"Teachers in Bich Hoa high school, out of the fear of losing their promotion and pay rise, asked all Catholic students to pledge in writing not to follow their parents to Thai Ha. In addition, non-Catholic students were ordered to report the presence of their Catholic classmates at the site.

"Catholic students from Hanoi universities face even more threats. 'We have been repeatedly warned not to go to Thai Ha. We face expulsion and arrest for joining protesters,' said an architect student, who has requested anonymity for his own safety. 'We just come here to pray. We do nothing wrong. We have no weapons and no political ambition.
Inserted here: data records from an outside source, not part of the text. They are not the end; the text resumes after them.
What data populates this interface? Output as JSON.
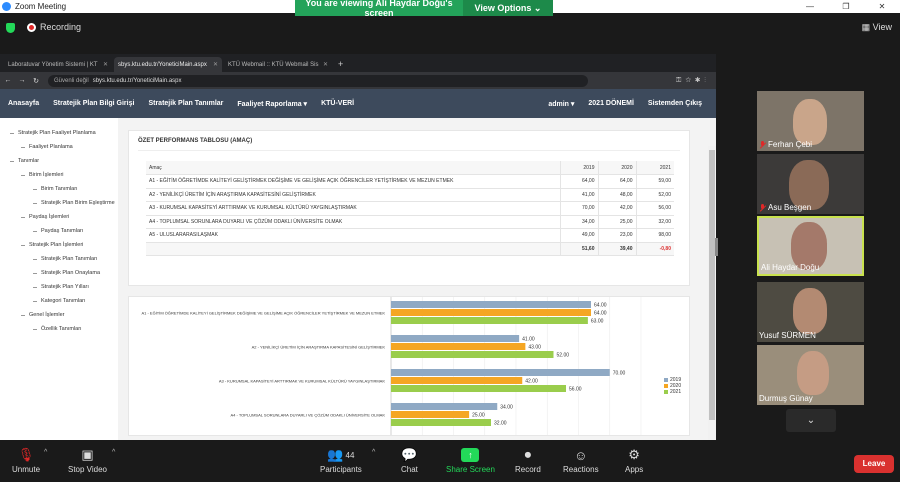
{
  "zoom": {
    "window_title": "Zoom Meeting",
    "recording_label": "Recording",
    "viewing_banner": "You are viewing Ali Haydar Doğu's screen",
    "view_options_label": "View Options",
    "view_label": "View",
    "toolbar": {
      "unmute": "Unmute",
      "stop_video": "Stop Video",
      "participants": "Participants",
      "participants_count": "44",
      "chat": "Chat",
      "share_screen": "Share Screen",
      "record": "Record",
      "reactions": "Reactions",
      "apps": "Apps",
      "leave": "Leave"
    },
    "participants": [
      {
        "name": "Ferhan Çebi",
        "muted": true
      },
      {
        "name": "Asu Beşgen",
        "muted": true
      },
      {
        "name": "Ali Haydar Doğu",
        "muted": false,
        "active": true
      },
      {
        "name": "Yusuf SÜRMEN",
        "muted": false
      },
      {
        "name": "Durmuş Günay",
        "muted": false
      }
    ]
  },
  "browser": {
    "tabs": [
      {
        "label": "Laboratuvar Yönetim Sistemi | KT"
      },
      {
        "label": "sbys.ktu.edu.tr/YoneticiMain.aspx"
      },
      {
        "label": "KTÜ Webmail :: KTÜ Webmail Sis"
      }
    ],
    "insecure_label": "Güvenli değil",
    "url": "sbys.ktu.edu.tr/YoneticiMain.aspx"
  },
  "app": {
    "nav_left": [
      "Anasayfa",
      "Stratejik Plan Bilgi Girişi",
      "Stratejik Plan Tanımlar",
      "Faaliyet Raporlama ▾",
      "KTÜ-VERİ"
    ],
    "nav_right": [
      "admin ▾",
      "2021 DÖNEMİ",
      "Sistemden Çıkış"
    ],
    "tree": [
      {
        "label": "Stratejik Plan Faaliyet Planlama",
        "depth": 0
      },
      {
        "label": "Faaliyet Planlama",
        "depth": 1
      },
      {
        "label": "Tanımlar",
        "depth": 0
      },
      {
        "label": "Birim İşlemleri",
        "depth": 1
      },
      {
        "label": "Birim Tanımları",
        "depth": 2
      },
      {
        "label": "Stratejik Plan Birim Eşleştirme",
        "depth": 2
      },
      {
        "label": "Paydaş İşlemleri",
        "depth": 1
      },
      {
        "label": "Paydaş Tanımları",
        "depth": 2
      },
      {
        "label": "Stratejik Plan İşlemleri",
        "depth": 1
      },
      {
        "label": "Stratejik Plan Tanımları",
        "depth": 2
      },
      {
        "label": "Stratejik Plan Onaylama",
        "depth": 2
      },
      {
        "label": "Stratejik Plan Yılları",
        "depth": 2
      },
      {
        "label": "Kategori Tanımları",
        "depth": 2
      },
      {
        "label": "Genel İşlemler",
        "depth": 1
      },
      {
        "label": "Özellik Tanımları",
        "depth": 2
      }
    ],
    "summary_title": "ÖZET PERFORMANS TABLOSU (AMAÇ)",
    "table": {
      "headers": [
        "Amaç",
        "2019",
        "2020",
        "2021"
      ],
      "rows": [
        [
          "A1 - EĞİTİM ÖĞRETİMDE KALİTEYİ GELİŞTİRMEK DEĞİŞİME VE GELİŞİME AÇIK ÖĞRENCİLER YETİŞTİRMEK VE MEZUN ETMEK",
          "64,00",
          "64,00",
          "59,00"
        ],
        [
          "A2 - YENİLİKÇİ ÜRETİM İÇİN ARAŞTIRMA KAPASİTESİNİ GELİŞTİRMEK",
          "41,00",
          "48,00",
          "52,00"
        ],
        [
          "A3 - KURUMSAL KAPASİTEYİ ARTTIRMAK VE KURUMSAL KÜLTÜRÜ YAYGINLAŞTIRMAK",
          "70,00",
          "42,00",
          "56,00"
        ],
        [
          "A4 - TOPLUMSAL SORUNLARA DUYARLI VE ÇÖZÜM ODAKLI ÜNİVERSİTE OLMAK",
          "34,00",
          "25,00",
          "32,00"
        ],
        [
          "A5 - ULUSLARARASILAŞMAK",
          "49,00",
          "23,00",
          "98,00"
        ]
      ],
      "totals": [
        "",
        "51,60",
        "39,40",
        "-0,80"
      ]
    }
  },
  "chart_data": {
    "type": "bar",
    "orientation": "horizontal",
    "categories": [
      "A1 - EĞİTİM ÖĞRETİMDE KALİTEYİ GELİŞTİRMEK DEĞİŞİME VE GELİŞİME AÇIK ÖĞRENCİLER YETİŞTİRMEK VE MEZUN ETMEK",
      "A2 - YENİLİKÇİ ÜRETİM İÇİN ARAŞTIRMA KAPASİTESİNİ GELİŞTİRMEK",
      "A3 - KURUMSAL KAPASİTEYİ ARTTIRMAK VE KURUMSAL KÜLTÜRÜ YAYGINLAŞTIRMAK",
      "A4 - TOPLUMSAL SORUNLARA DUYARLI VE ÇÖZÜM ODAKLI ÜNİVERSİTE OLMAK",
      ""
    ],
    "series": [
      {
        "name": "2019",
        "color": "#8fa9c4",
        "values": [
          64,
          41,
          70,
          34,
          49
        ],
        "labels": [
          "64.00",
          "41.00",
          "70.00",
          "34.00",
          "49.00"
        ]
      },
      {
        "name": "2020",
        "color": "#f5a623",
        "values": [
          64,
          43,
          42,
          25,
          null
        ],
        "labels": [
          "64.00",
          "43.00",
          "42.00",
          "25.00",
          ""
        ]
      },
      {
        "name": "2021",
        "color": "#9acd4c",
        "values": [
          63,
          52,
          56,
          32,
          null
        ],
        "labels": [
          "63.00",
          "52.00",
          "56.00",
          "32.00",
          ""
        ]
      }
    ],
    "xlim": [
      0,
      80
    ],
    "legend": "right",
    "grid": true
  }
}
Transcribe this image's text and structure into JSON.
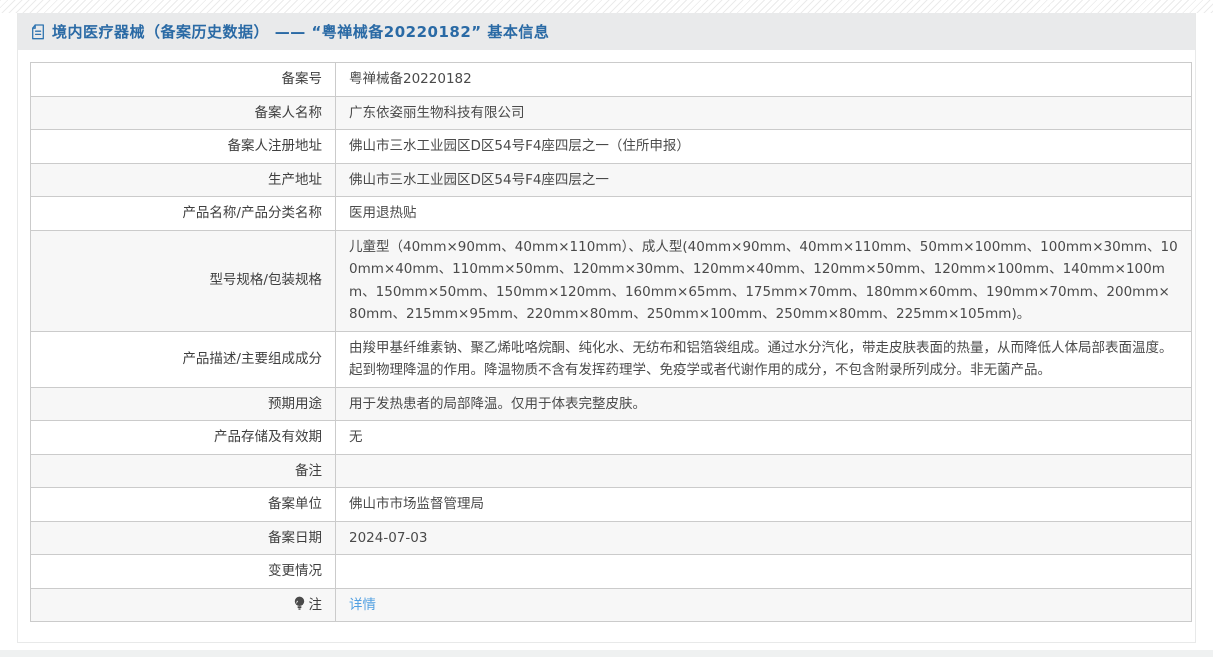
{
  "header": {
    "icon": "document-icon",
    "title": "境内医疗器械（备案历史数据） —— “粤禅械备20220182” 基本信息"
  },
  "colors": {
    "title_blue": "#2a6aa5",
    "link_blue": "#52a0e2",
    "title_bar_bg": "#e9eaeb",
    "zebra_row_bg": "#f7f7f7",
    "table_border": "#cbcbcb"
  },
  "table": {
    "rows": [
      {
        "label": "备案号",
        "value": "粤禅械备20220182"
      },
      {
        "label": "备案人名称",
        "value": "广东依姿丽生物科技有限公司"
      },
      {
        "label": "备案人注册地址",
        "value": "佛山市三水工业园区D区54号F4座四层之一（住所申报）"
      },
      {
        "label": "生产地址",
        "value": "佛山市三水工业园区D区54号F4座四层之一"
      },
      {
        "label": "产品名称/产品分类名称",
        "value": "医用退热贴"
      },
      {
        "label": "型号规格/包装规格",
        "value": "儿童型（40mm×90mm、40mm×110mm）、成人型(40mm×90mm、40mm×110mm、50mm×100mm、100mm×30mm、100mm×40mm、110mm×50mm、120mm×30mm、120mm×40mm、120mm×50mm、120mm×100mm、140mm×100mm、150mm×50mm、150mm×120mm、160mm×65mm、175mm×70mm、180mm×60mm、190mm×70mm、200mm×80mm、215mm×95mm、220mm×80mm、250mm×100mm、250mm×80mm、225mm×105mm)。"
      },
      {
        "label": "产品描述/主要组成成分",
        "value": "由羧甲基纤维素钠、聚乙烯吡咯烷酮、纯化水、无纺布和铝箔袋组成。通过水分汽化，带走皮肤表面的热量，从而降低人体局部表面温度。起到物理降温的作用。降温物质不含有发挥药理学、免疫学或者代谢作用的成分，不包含附录所列成分。非无菌产品。"
      },
      {
        "label": "预期用途",
        "value": "用于发热患者的局部降温。仅用于体表完整皮肤。"
      },
      {
        "label": "产品存储及有效期",
        "value": "无"
      },
      {
        "label": "备注",
        "value": ""
      },
      {
        "label": "备案单位",
        "value": "佛山市市场监督管理局"
      },
      {
        "label": "备案日期",
        "value": "2024-07-03"
      },
      {
        "label": "变更情况",
        "value": ""
      },
      {
        "label": "注",
        "value": "",
        "note_icon": true,
        "link": "详情"
      }
    ]
  }
}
Why they fear us?' he asked." (Link 12)

By Elizabeth Kendal


1) Tensions boil over in Hanoi as government betrays promise, destroys nunciature.
19 Sep 2008 .
Hanoi Archbishop protests government's expropriation and destruction of former nunciature. 19Sept2008
BBC. Bulldozers stoke Hanoi land clash
By Nga Pham, 19 Sep 2008

2) Huge protest on Sunday morning at the nunciature. 21 Sept2008

3) Vietnam alleges beaten AP photographer broke law. 19 Sep 2008

4) Vietnam summons US journalist over protest coverage. 23 Sep 2008

5) Hanoi: Church must end vigils or face legal action
Ben Stocking in Hanoi, 23 Sep 2008

6) Hanoi archbishop told to desist from further law violations
Hanoi City has issued a written warning to Archbishop Ngo Quang Kiet of the Hanoi Archdiocese asking him to refrain from disseminating false information and inciting priests and people to take part in illegal activities.
Hanoians in support of disciplining Archbishop. 24 Sep 2008
Voters have agreed with a decision made by the Hanoi People's Committee to discipline municipal Church Archbishop Ngo Quang Kiet and several other priests in line with national law.

7) Vietnam warns priests over land
By Nga Pham, BBC News, 23 Sep 2008

8) Hanoi warns Thai Ha priests for law breaches. 23 Sep 2008

9) Vietnamese gang ransacks Catholic chapel as police stand by. 22 Sep 2008

10) Pro-government mob attacks Catholic demonstrators in Hanoi. 25 Sep 2008

11) Communist gang attack Hanoi archbishop's office. 25 Sep 2008

12) Vietnam: Catholic students mocked at school. 18 Sep 2008